**Task goal**
Reproduce the data below in full and exclude every picture.

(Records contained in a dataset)
::::::

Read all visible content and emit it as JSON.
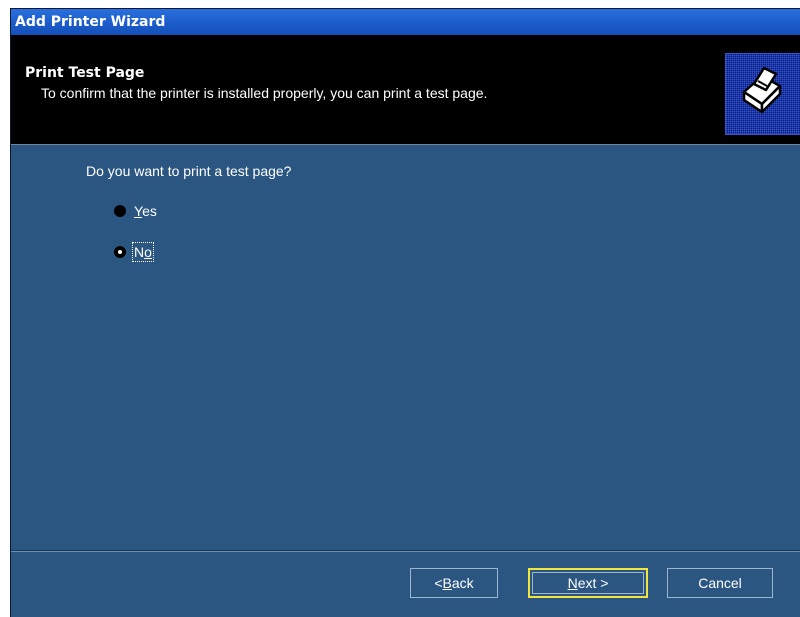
{
  "window": {
    "title": "Add Printer Wizard"
  },
  "header": {
    "title": "Print Test Page",
    "subtitle": "To confirm that the printer is installed properly, you can print a test page.",
    "icon": "printer-icon"
  },
  "question": "Do you want to print a test page?",
  "options": [
    {
      "label_prefix": "",
      "label_underline": "Y",
      "label_rest": "es",
      "selected": false
    },
    {
      "label_prefix": "N",
      "label_underline": "o",
      "label_rest": "",
      "selected": true
    }
  ],
  "buttons": {
    "back": {
      "prefix": "< ",
      "underline": "B",
      "rest": "ack"
    },
    "next": {
      "prefix": "",
      "underline": "N",
      "rest": "ext >"
    },
    "cancel": "Cancel"
  },
  "colors": {
    "background": "#2b5682",
    "header": "#000000",
    "titlebar": "#1c5ccb",
    "focus_highlight": "#f1e43a"
  }
}
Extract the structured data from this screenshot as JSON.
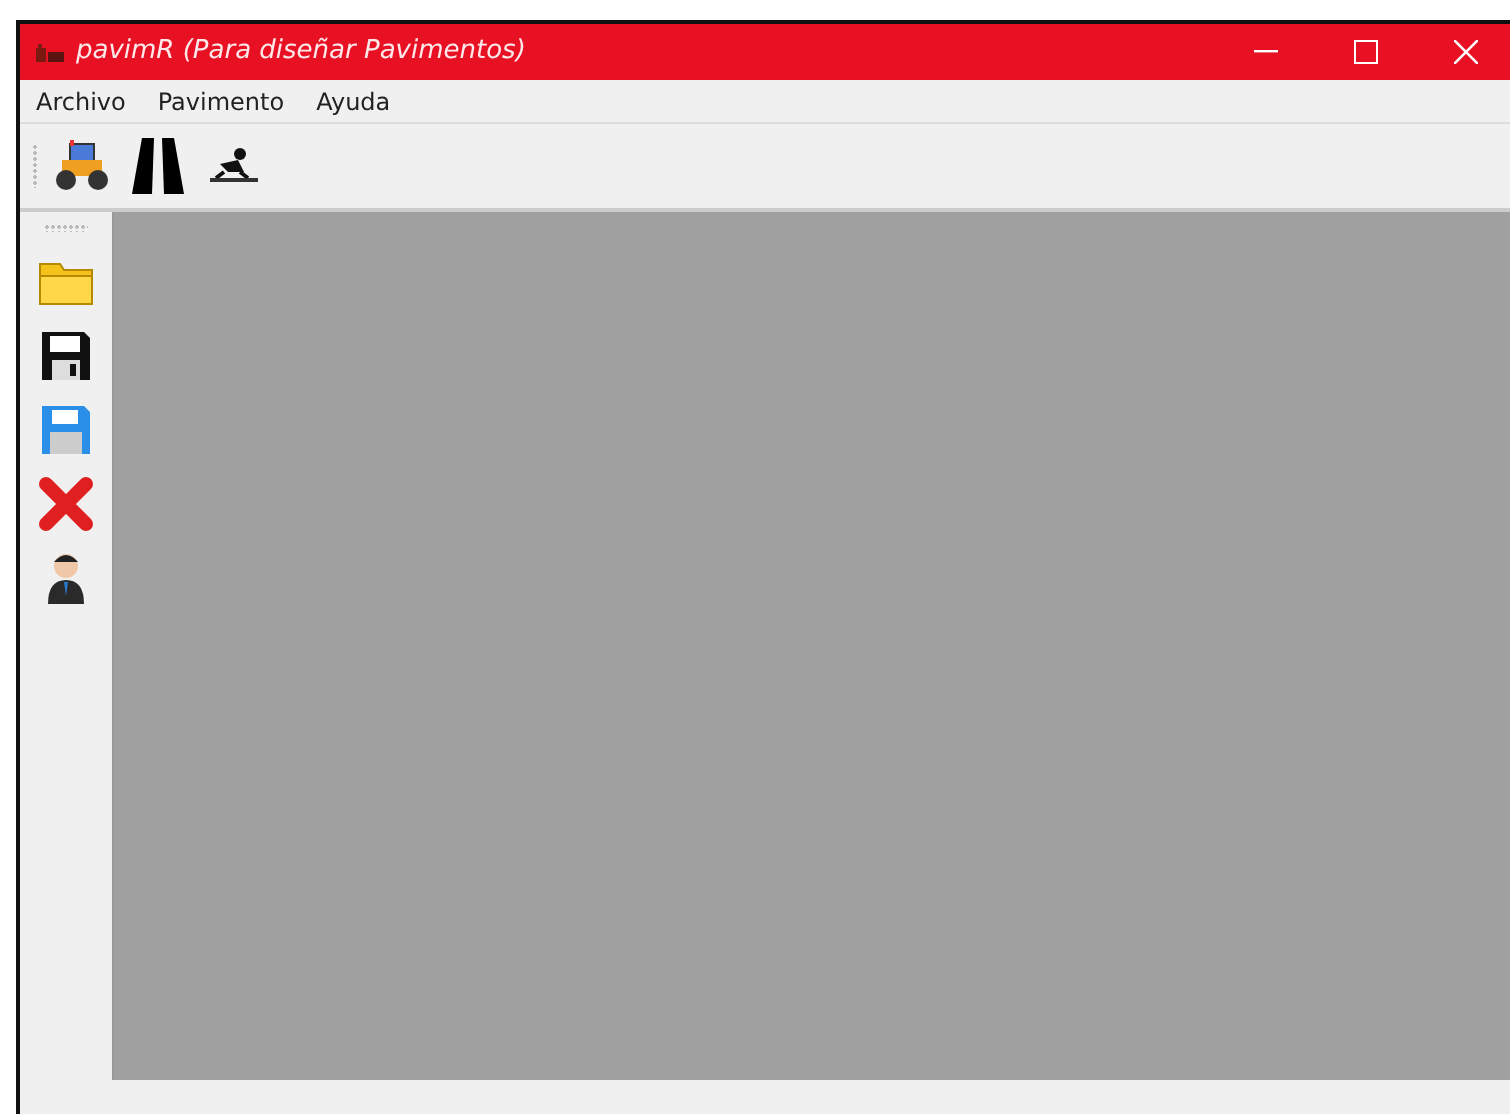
{
  "window": {
    "title": "pavimR (Para diseñar Pavimentos)"
  },
  "menu": [
    {
      "label": "Archivo"
    },
    {
      "label": "Pavimento"
    },
    {
      "label": "Ayuda"
    }
  ]
}
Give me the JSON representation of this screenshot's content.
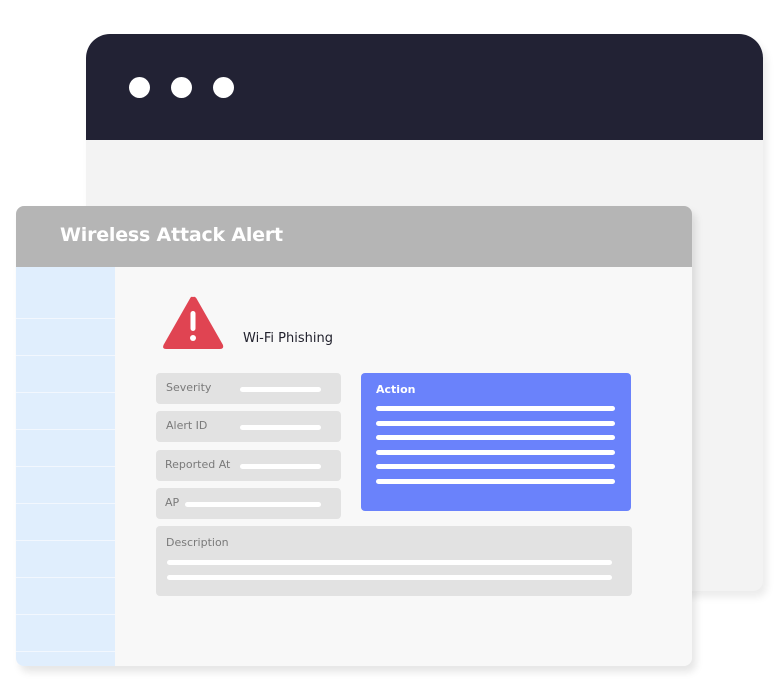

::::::

**The completed task**
Read all visible content and emit it as JSON.
{
  "window": {
    "title": "Add Printer Wizard"
  },
  "header": {
    "title": "Print Test Page",
    "subtitle": "To confirm that the printer is installed properly, you can print a test page.",
    "icon": "printer-icon"
  },
  "question": "Do you want to print a test page?",
  "options": [
    {
      "label_prefix": "",
      "label_underline": "Y",
      "label_rest": "es",
      "selected": false
    },
    {
      "label_prefix": "N",
      "label_underline": "o",
      "label_rest": "",
      "selected": true
    }
  ],
  "buttons": {
    "back": {
      "prefix": "< ",
      "underline": "B",
      "rest": "ack"
    },
    "next": {
      "prefix": "",
      "underline": "N",
      "rest": "ext >"
    },
    "cancel": "Cancel"
  },
  "colors": {
    "background": "#2b5682",
    "header": "#000000",
    "titlebar": "#1c5ccb",
    "focus_highlight": "#f1e43a"
  }
}
Extract the structured data from this screenshot as JSON.
{
  "window": {
    "title": "pavimR (Para diseñar Pavimentos)"
  },
  "menu": [
    {
      "label": "Archivo"
    },
    {
      "label": "Pavimento"
    },
    {
      "label": "Ayuda"
    }
  ]
}
Give me the JSON representation of this screenshot's content.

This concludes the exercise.